The answer must be every line from the entries below that includes "label".

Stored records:
=== Section Start ===

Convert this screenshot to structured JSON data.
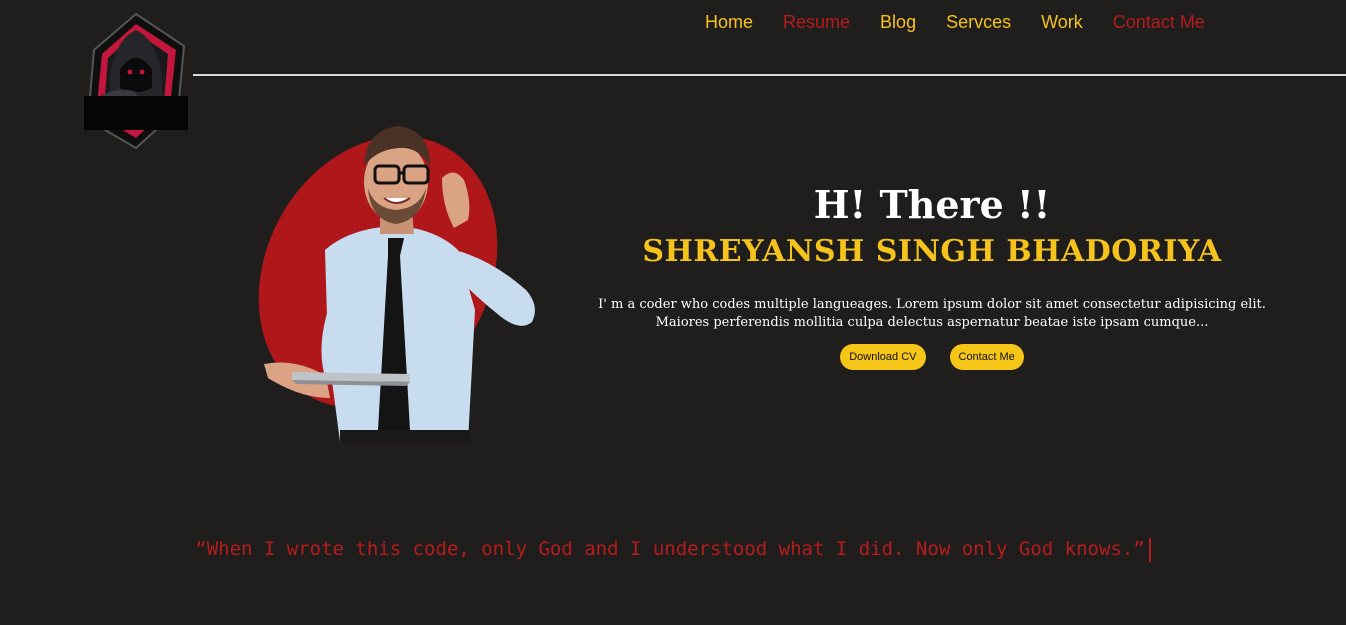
{
  "nav": {
    "items": [
      {
        "label": "Home",
        "color": "#f5c31b"
      },
      {
        "label": "Resume",
        "color": "#b51d1d"
      },
      {
        "label": "Blog",
        "color": "#f5c31b"
      },
      {
        "label": "Servces",
        "color": "#f5c31b"
      },
      {
        "label": "Work",
        "color": "#f5c31b"
      },
      {
        "label": "Contact Me",
        "color": "#b51d1d"
      }
    ]
  },
  "hero": {
    "greeting": "H! There !!",
    "name": "SHREYANSH SINGH BHADORIYA",
    "bio": "I' m a coder who codes multiple langueages. Lorem ipsum dolor sit amet consectetur adipisicing elit. Maiores perferendis mollitia culpa delectus aspernatur beatae iste ipsam cumque...",
    "buttons": {
      "download": "Download CV",
      "contact": "Contact Me"
    },
    "image_icon": "businessman-with-laptop-icon"
  },
  "quote": {
    "text": "“When I wrote this code, only God and I understood what I did. Now only God knows.”"
  },
  "colors": {
    "background": "#201d1d",
    "accent_yellow": "#f5c31b",
    "accent_red": "#b51d1d"
  },
  "logo_icon": "hooded-hacker-logo-icon"
}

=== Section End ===

TASK ANSWER:
        "label": "Home",
        "label": "Resume",
        "label": "Blog",
        "label": "Servces",
        "label": "Work",
        "label": "Contact Me",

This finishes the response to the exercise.